DATASET CONTENT.
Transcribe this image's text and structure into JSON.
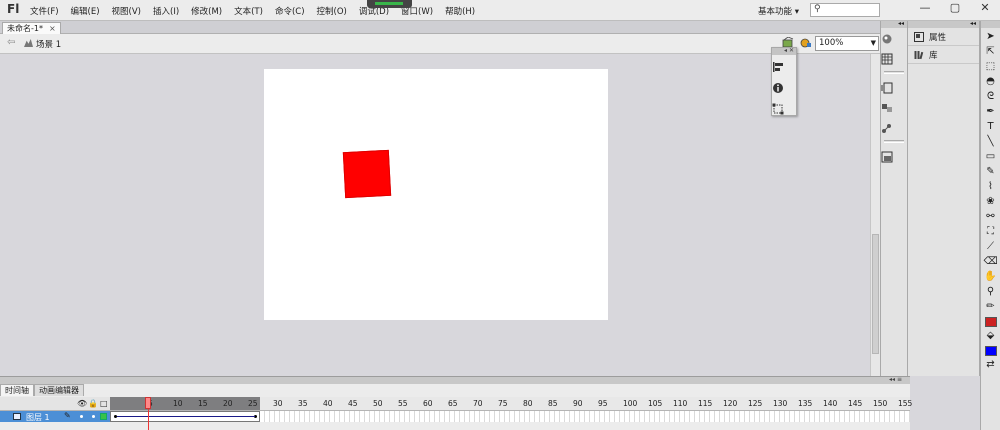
{
  "app": {
    "logo": "Fl",
    "menus": [
      "文件(F)",
      "编辑(E)",
      "视图(V)",
      "插入(I)",
      "修改(M)",
      "文本(T)",
      "命令(C)",
      "控制(O)",
      "调试(D)",
      "窗口(W)",
      "帮助(H)"
    ],
    "workspace": "基本功能 ▾",
    "search_placeholder": "",
    "window_controls": [
      "—",
      "▢",
      "✕"
    ]
  },
  "document": {
    "tab_title": "未命名-1*",
    "tab_close": "×",
    "scene_label": "场景 1",
    "zoom": "100%"
  },
  "panels": {
    "grip_label": "◂◂",
    "items": [
      {
        "label": "属性"
      },
      {
        "label": "库"
      }
    ]
  },
  "stage": {
    "background": "#ffffff",
    "shape_color": "#ff0000"
  },
  "timeline": {
    "tabs": [
      "时间轴",
      "动画编辑器"
    ],
    "layer_name": "图层 1",
    "ruler_numbers": [
      "5",
      "10",
      "15",
      "20",
      "25",
      "30",
      "35",
      "40",
      "45",
      "50",
      "55",
      "60",
      "65",
      "70",
      "75",
      "80",
      "85",
      "90",
      "95",
      "100",
      "105",
      "110",
      "115",
      "120",
      "125",
      "130",
      "135",
      "140",
      "145",
      "150",
      "155"
    ],
    "current_frame": 8
  },
  "tools": {
    "fill_color": "#cc2222",
    "stroke_color": "#0000ff"
  }
}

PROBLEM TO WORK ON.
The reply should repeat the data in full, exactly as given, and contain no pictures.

RESULT OF THE EXERCISE.
Transcribe this image's text and structure into JSON.
{
  "app": {
    "logo": "Fl",
    "menus": [
      "文件(F)",
      "编辑(E)",
      "视图(V)",
      "插入(I)",
      "修改(M)",
      "文本(T)",
      "命令(C)",
      "控制(O)",
      "调试(D)",
      "窗口(W)",
      "帮助(H)"
    ],
    "workspace": "基本功能 ▾",
    "search_placeholder": "",
    "window_controls": [
      "—",
      "▢",
      "✕"
    ]
  },
  "document": {
    "tab_title": "未命名-1*",
    "tab_close": "×",
    "scene_label": "场景 1",
    "zoom": "100%"
  },
  "panels": {
    "grip_label": "◂◂",
    "items": [
      {
        "label": "属性"
      },
      {
        "label": "库"
      }
    ]
  },
  "stage": {
    "background": "#ffffff",
    "shape_color": "#ff0000"
  },
  "timeline": {
    "tabs": [
      "时间轴",
      "动画编辑器"
    ],
    "layer_name": "图层 1",
    "ruler_numbers": [
      "5",
      "10",
      "15",
      "20",
      "25",
      "30",
      "35",
      "40",
      "45",
      "50",
      "55",
      "60",
      "65",
      "70",
      "75",
      "80",
      "85",
      "90",
      "95",
      "100",
      "105",
      "110",
      "115",
      "120",
      "125",
      "130",
      "135",
      "140",
      "145",
      "150",
      "155"
    ],
    "current_frame": 8
  },
  "tools": {
    "fill_color": "#cc2222",
    "stroke_color": "#0000ff"
  }
}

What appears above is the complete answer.